We ate a wondrous late lunch at a small bistro across from Notre Dame (I never could find the football stadium) and I don't believe I've ever had a quiche that was in this league (salmon). I also had my first French croissant. It was out of this world.

Don't have much time to write tonight because we have to get ready for the trip to the South tomorrow. Here are some photos of the sights, sounds and faces of Paris today, including one from a wondrous food market on the street we ran into accidentally on the way home. Enjoy.
The Eiffel Tower stands watch over the City of Light.
Pampa at Chanel, Mecca to many women.
Shakespeare Bookstore across from Notre Dame.
Pampa does a book-look.
Paris cops are everywhere.
Sonya walks through the outdoor market which was noisy, colorful and wondrous.
Boats on the Seine.
Pampa eats his first croissant
Smoking girls near the Seine.
Sonya in Chanel showroom. This place is the essence of glamor.
Shoes for the rich.
Mom helps a little girl.
Style of the street.
Chanel shopper scores.
Even the fences are special in Paris.
Motorcycles are everywhere.
Eiffel from the Plaza.
Another exotic vehicle.
Lovers beside the Seine.
This Californian said she was trying to blend in, so nobody would suspect she was a tourist. She did well.
Street merchant in downtown Paris.
Tourists trying to find their way.
Downtown lunch.
I love this old man's look.
Sweeping out the street near a cafe.
Portraiture downtown.
Waiting for the light to change.

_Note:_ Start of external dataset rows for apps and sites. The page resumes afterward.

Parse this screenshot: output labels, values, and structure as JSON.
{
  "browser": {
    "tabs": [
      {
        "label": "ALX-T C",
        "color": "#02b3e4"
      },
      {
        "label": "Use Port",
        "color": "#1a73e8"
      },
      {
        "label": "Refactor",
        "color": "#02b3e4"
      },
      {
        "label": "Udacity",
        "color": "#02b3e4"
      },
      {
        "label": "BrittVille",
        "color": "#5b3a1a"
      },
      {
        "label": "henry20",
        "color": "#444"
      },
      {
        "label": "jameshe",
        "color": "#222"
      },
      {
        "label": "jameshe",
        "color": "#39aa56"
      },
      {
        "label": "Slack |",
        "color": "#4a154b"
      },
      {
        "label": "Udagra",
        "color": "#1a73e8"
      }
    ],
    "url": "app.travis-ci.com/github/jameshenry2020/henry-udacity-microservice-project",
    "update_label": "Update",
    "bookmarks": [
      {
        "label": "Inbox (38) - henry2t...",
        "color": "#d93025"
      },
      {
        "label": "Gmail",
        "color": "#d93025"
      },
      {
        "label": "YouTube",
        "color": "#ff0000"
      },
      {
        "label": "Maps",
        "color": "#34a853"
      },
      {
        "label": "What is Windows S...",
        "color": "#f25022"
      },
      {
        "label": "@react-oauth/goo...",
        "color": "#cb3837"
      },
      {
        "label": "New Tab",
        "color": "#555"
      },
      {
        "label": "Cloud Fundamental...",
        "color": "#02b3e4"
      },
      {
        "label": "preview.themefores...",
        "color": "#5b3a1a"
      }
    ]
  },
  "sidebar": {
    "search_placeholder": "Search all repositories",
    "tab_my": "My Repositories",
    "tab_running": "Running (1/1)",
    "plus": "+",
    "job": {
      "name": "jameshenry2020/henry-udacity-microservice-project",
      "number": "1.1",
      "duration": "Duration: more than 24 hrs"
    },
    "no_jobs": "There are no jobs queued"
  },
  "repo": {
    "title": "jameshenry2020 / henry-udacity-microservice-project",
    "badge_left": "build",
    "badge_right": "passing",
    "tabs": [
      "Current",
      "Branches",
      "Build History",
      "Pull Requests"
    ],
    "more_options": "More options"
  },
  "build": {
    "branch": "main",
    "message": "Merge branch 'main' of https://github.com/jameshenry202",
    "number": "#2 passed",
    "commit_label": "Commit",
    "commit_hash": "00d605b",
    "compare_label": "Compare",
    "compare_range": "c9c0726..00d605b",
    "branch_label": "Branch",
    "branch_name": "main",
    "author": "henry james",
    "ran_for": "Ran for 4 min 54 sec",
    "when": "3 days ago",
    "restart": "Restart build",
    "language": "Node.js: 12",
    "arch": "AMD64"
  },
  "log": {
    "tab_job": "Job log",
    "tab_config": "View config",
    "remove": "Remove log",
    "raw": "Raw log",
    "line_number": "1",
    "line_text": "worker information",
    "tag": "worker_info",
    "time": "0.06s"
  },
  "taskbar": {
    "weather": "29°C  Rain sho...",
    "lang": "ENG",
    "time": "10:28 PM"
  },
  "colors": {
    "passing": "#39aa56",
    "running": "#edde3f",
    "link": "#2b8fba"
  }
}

Old lady driving fast.
Guess where she's from?
Bet you didn't know I love redheads.
One last homage to Paris.